**Exercise instructions**
For every record below, repeat the text exactly and pass over any image.

+++

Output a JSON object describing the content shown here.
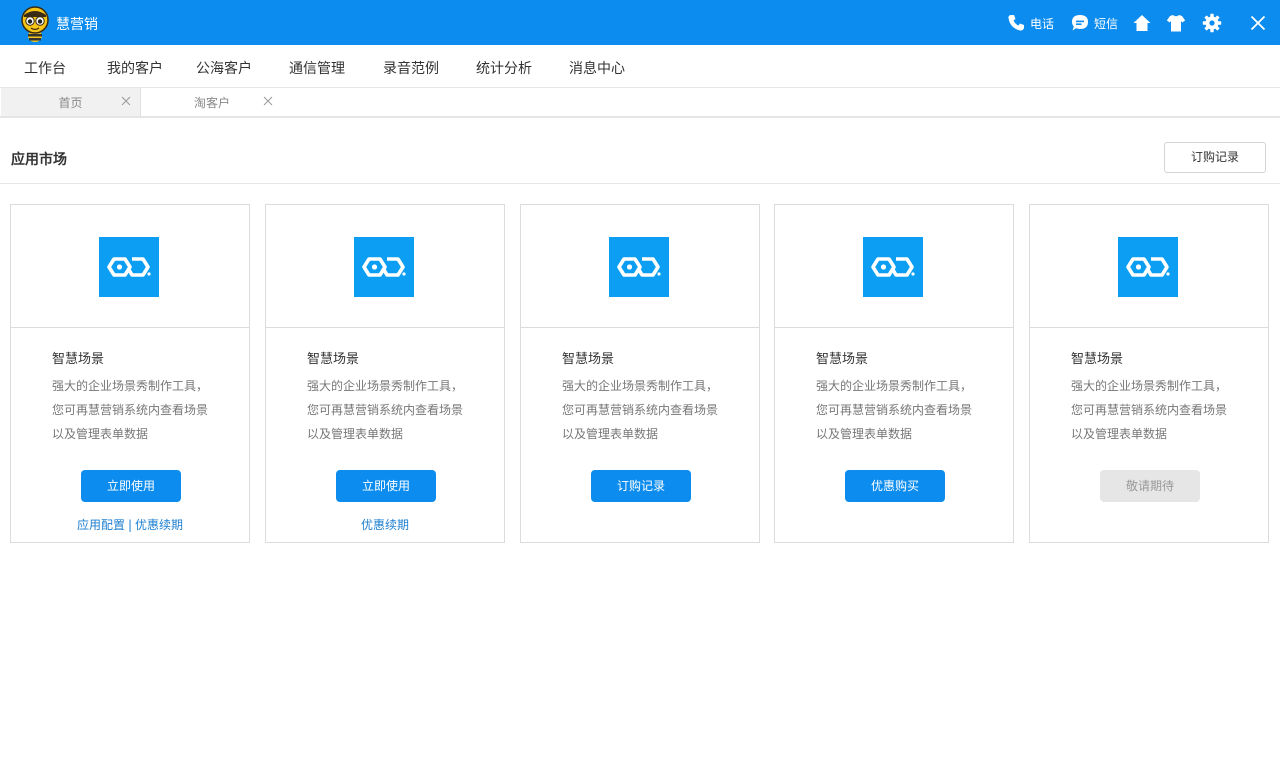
{
  "app": {
    "name": "慧营销"
  },
  "titlebar": {
    "phone_label": "电话",
    "sms_label": "短信"
  },
  "menu": {
    "items": [
      "工作台",
      "我的客户",
      "公海客户",
      "通信管理",
      "录音范例",
      "统计分析",
      "消息中心"
    ]
  },
  "tabs": [
    {
      "label": "首页"
    },
    {
      "label": "淘客户"
    }
  ],
  "section": {
    "title": "应用市场",
    "order_button": "订购记录"
  },
  "cards": [
    {
      "title": "智慧场景",
      "desc": [
        "强大的企业场景秀制作工具，",
        "您可再慧营销系统内查看场景",
        "以及管理表单数据"
      ],
      "button": "立即使用",
      "links": [
        "应用配置",
        "优惠续期"
      ]
    },
    {
      "title": "智慧场景",
      "desc": [
        "强大的企业场景秀制作工具，",
        "您可再慧营销系统内查看场景",
        "以及管理表单数据"
      ],
      "button": "立即使用",
      "links": [
        "优惠续期"
      ]
    },
    {
      "title": "智慧场景",
      "desc": [
        "强大的企业场景秀制作工具，",
        "您可再慧营销系统内查看场景",
        "以及管理表单数据"
      ],
      "button": "订购记录",
      "links": []
    },
    {
      "title": "智慧场景",
      "desc": [
        "强大的企业场景秀制作工具，",
        "您可再慧营销系统内查看场景",
        "以及管理表单数据"
      ],
      "button": "优惠购买",
      "links": []
    },
    {
      "title": "智慧场景",
      "desc": [
        "强大的企业场景秀制作工具，",
        "您可再慧营销系统内查看场景",
        "以及管理表单数据"
      ],
      "button": "敬请期待",
      "button_disabled": true,
      "links": []
    }
  ],
  "colors": {
    "brand": "#0b8cee",
    "app_icon": "#0b9ef2",
    "link": "#1d7fd0",
    "disabled_button": "#e6e6e6"
  },
  "icons": [
    "bee-logo-icon",
    "phone-icon",
    "sms-bubble-icon",
    "home-icon",
    "shirt-icon",
    "gear-icon",
    "close-icon",
    "tab-close-icon",
    "infinity-app-icon"
  ]
}
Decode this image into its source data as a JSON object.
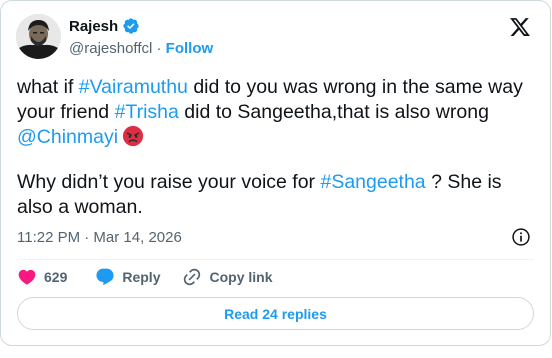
{
  "author": {
    "name": "Rajesh",
    "handle": "@rajeshoffcl",
    "separator": "·",
    "follow_label": "Follow"
  },
  "tweet": {
    "line1_parts": [
      {
        "text": "what if ",
        "link": false
      },
      {
        "text": "#Vairamuthu",
        "link": true
      },
      {
        "text": " did to you was wrong in the same way your friend ",
        "link": false
      },
      {
        "text": "#Trisha",
        "link": true
      },
      {
        "text": " did to Sangeetha,that is also wrong ",
        "link": false
      },
      {
        "text": "@Chinmayi",
        "link": true
      }
    ],
    "line2_parts": [
      {
        "text": "Why didn’t you raise your voice for ",
        "link": false
      },
      {
        "text": "#Sangeetha",
        "link": true
      },
      {
        "text": " ? She is also a woman.",
        "link": false
      }
    ],
    "emoji": "angry-face-emoji"
  },
  "timestamp": "11:22 PM · Mar 14, 2026",
  "actions": {
    "like_count": "629",
    "reply_label": "Reply",
    "copy_label": "Copy link"
  },
  "read_replies_label": "Read 24 replies",
  "colors": {
    "accent": "#1d9bf0",
    "like": "#f91880",
    "secondary_text": "#536471",
    "border": "#cfd9de"
  },
  "icons": [
    "verified-badge-icon",
    "x-logo-icon",
    "info-icon",
    "heart-icon",
    "reply-bubble-icon",
    "copy-link-icon"
  ]
}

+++

**Reply**
Output a JSON object describing the content shown here.
{
  "app": {
    "name": "慧营销"
  },
  "titlebar": {
    "phone_label": "电话",
    "sms_label": "短信"
  },
  "menu": {
    "items": [
      "工作台",
      "我的客户",
      "公海客户",
      "通信管理",
      "录音范例",
      "统计分析",
      "消息中心"
    ]
  },
  "tabs": [
    {
      "label": "首页"
    },
    {
      "label": "淘客户"
    }
  ],
  "section": {
    "title": "应用市场",
    "order_button": "订购记录"
  },
  "cards": [
    {
      "title": "智慧场景",
      "desc": [
        "强大的企业场景秀制作工具，",
        "您可再慧营销系统内查看场景",
        "以及管理表单数据"
      ],
      "button": "立即使用",
      "links": [
        "应用配置",
        "优惠续期"
      ]
    },
    {
      "title": "智慧场景",
      "desc": [
        "强大的企业场景秀制作工具，",
        "您可再慧营销系统内查看场景",
        "以及管理表单数据"
      ],
      "button": "立即使用",
      "links": [
        "优惠续期"
      ]
    },
    {
      "title": "智慧场景",
      "desc": [
        "强大的企业场景秀制作工具，",
        "您可再慧营销系统内查看场景",
        "以及管理表单数据"
      ],
      "button": "订购记录",
      "links": []
    },
    {
      "title": "智慧场景",
      "desc": [
        "强大的企业场景秀制作工具，",
        "您可再慧营销系统内查看场景",
        "以及管理表单数据"
      ],
      "button": "优惠购买",
      "links": []
    },
    {
      "title": "智慧场景",
      "desc": [
        "强大的企业场景秀制作工具，",
        "您可再慧营销系统内查看场景",
        "以及管理表单数据"
      ],
      "button": "敬请期待",
      "button_disabled": true,
      "links": []
    }
  ],
  "colors": {
    "brand": "#0b8cee",
    "app_icon": "#0b9ef2",
    "link": "#1d7fd0",
    "disabled_button": "#e6e6e6"
  },
  "icons": [
    "bee-logo-icon",
    "phone-icon",
    "sms-bubble-icon",
    "home-icon",
    "shirt-icon",
    "gear-icon",
    "close-icon",
    "tab-close-icon",
    "infinity-app-icon"
  ]
}
Decode this image into its source data as a JSON object.
{
  "author": {
    "name": "Rajesh",
    "handle": "@rajeshoffcl",
    "separator": "·",
    "follow_label": "Follow"
  },
  "tweet": {
    "line1_parts": [
      {
        "text": "what if ",
        "link": false
      },
      {
        "text": "#Vairamuthu",
        "link": true
      },
      {
        "text": " did to you was wrong in the same way your friend ",
        "link": false
      },
      {
        "text": "#Trisha",
        "link": true
      },
      {
        "text": " did to Sangeetha,that is also wrong ",
        "link": false
      },
      {
        "text": "@Chinmayi",
        "link": true
      }
    ],
    "line2_parts": [
      {
        "text": "Why didn’t you raise your voice for ",
        "link": false
      },
      {
        "text": "#Sangeetha",
        "link": true
      },
      {
        "text": " ? She is also a woman.",
        "link": false
      }
    ],
    "emoji": "angry-face-emoji"
  },
  "timestamp": "11:22 PM · Mar 14, 2026",
  "actions": {
    "like_count": "629",
    "reply_label": "Reply",
    "copy_label": "Copy link"
  },
  "read_replies_label": "Read 24 replies",
  "colors": {
    "accent": "#1d9bf0",
    "like": "#f91880",
    "secondary_text": "#536471",
    "border": "#cfd9de"
  },
  "icons": [
    "verified-badge-icon",
    "x-logo-icon",
    "info-icon",
    "heart-icon",
    "reply-bubble-icon",
    "copy-link-icon"
  ]
}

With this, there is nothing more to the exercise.